DTA values flexibility by incorporating possible events (or states) and consequent management decisions. (For example, a company would build a factory given that demand for its product exceeded a certain level during the pilot-phase, and outsource production otherwise. In turn, given further demand, it would similarly expand the factory, and maintain it otherwise. In a DCF model, by contrast, there is no "branching" each scenario must be modelled separately.) In the decision tree, each management decision in response to an "event" generates a "branch" or "path" which the company could follow; the probabilities of each event are determined or specified by management. Once the tree is constructed: (1) "all" possible events and their resultant paths are visible to management; (2) given this knowledge of the events that could follow, and assuming rational decision making, management chooses the actions corresponding to the highest value path probability weighted; (3) this path is then taken as representative of project value. See Decision theory: Choice under uncertainty. ROA is usually used when the value of a project is contingent on the value of some other asset or underlying variable. (For example, the viability of a mining project is contingent on the price of gold; if the price is too low, management will abandon the mining rights, if sufficiently high, management will develop the ore body. Again, a DCF valuation would capture only one of these outcomes.) Here: (1) using financial option theory as a framework, the decision to be taken is identified as corresponding to either a call option or a put option; (2) an appropriate valuation technique is then employed - usually a variant on the Binomial options model or a bespoke simulation model, while Black Scholes type formulae are used less often; see Contingent claim valuation. (3) The "true" value of the project is then the NPV of the "most likely" scenario plus the option value. (Real options in corporate finance were first discussed by Stewart Myers in 1977; viewing corporate strategy as a series of options was originally per Timothy Luehrman, in the late 1990s.) Quantifying uncertaintyFurther information: Sensitivity analysis, Scenario planning, and Monte Carlo methods in finance Given the uncertainty inherent in project forecasting and valuation] analysts will wish to assess the sensitivity of project NPV to the various inputs (i.e. assumptions) to the DCF model. In a typical sensitivity analysis the analyst will vary one key factor while holding all other inputs constant, ceteris paribus. The sensitivity of NPV to a change in that factor is then observed, and is calculated as a "slope": NPV / factor. For example, the analyst will determine NPV at various growth rates in annual revenue as specified (usually at set increments, e.g. -10%, -5%, 0%, 5%....), and then determine the sensitivity using this formula. Often, several variables may be of interest, and their various combinations produce a "value-surface" (or even a "value-space"), where NPV is then a function of several variables. See also Stress testing. Using a related technique, analysts also run scenario based forecasts of NPV. Here, a scenario comprises a particular outcome for economy-wide, "global" factors (demand for the product, exchange rates, commodity prices, etc...) as well as for company-specific factors (unit costs, etc...). As an example, the analyst may specify various revenue growth scenarios (e.g. 5% for "Worst Case", 10% for "Likely Case" and 25% for "Best Case"), where all key inputs are adjusted so as to be consistent with the growth assumptions, and calculate the NPV for each. Note that for scenario based analysis, the various combinations of inputs must be internally consistent, whereas for the sensitivity approach

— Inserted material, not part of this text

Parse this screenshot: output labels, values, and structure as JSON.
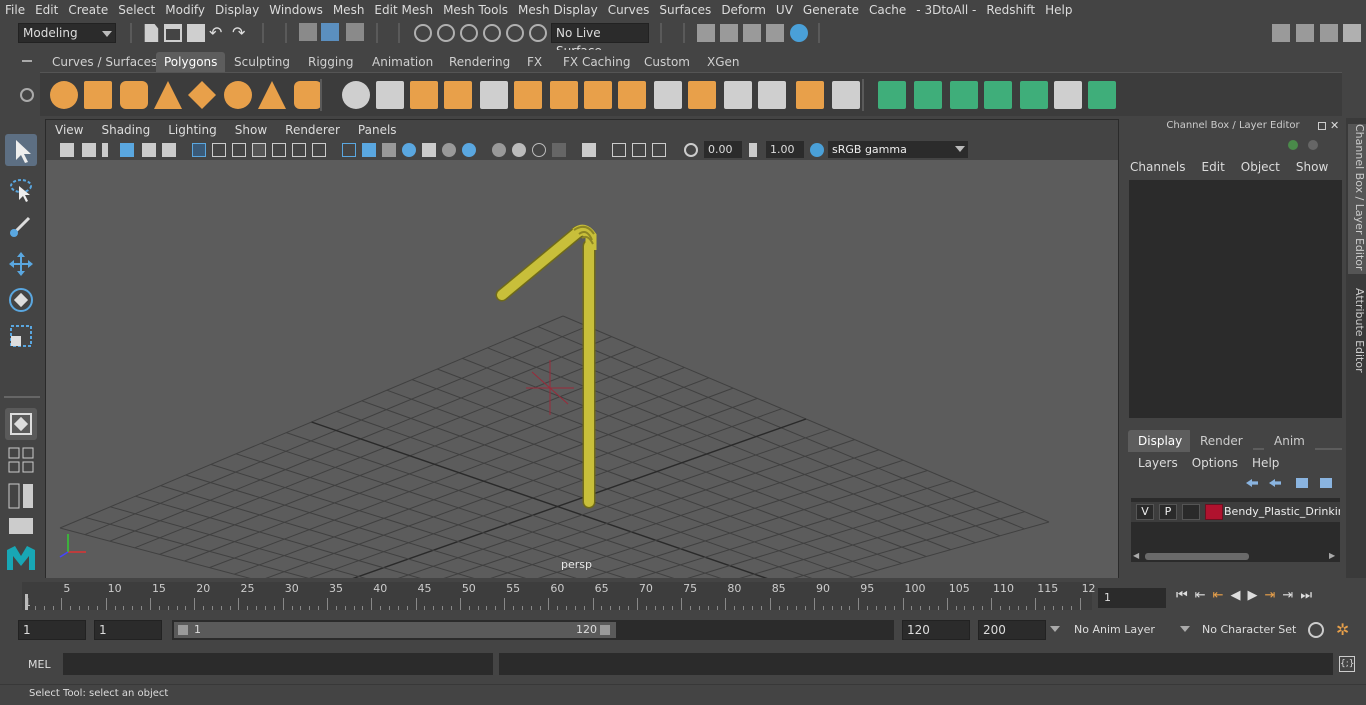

these need not be so. An application of this methodology is to determine an "unbiased" NPV, where management determines a (subjective) probability for each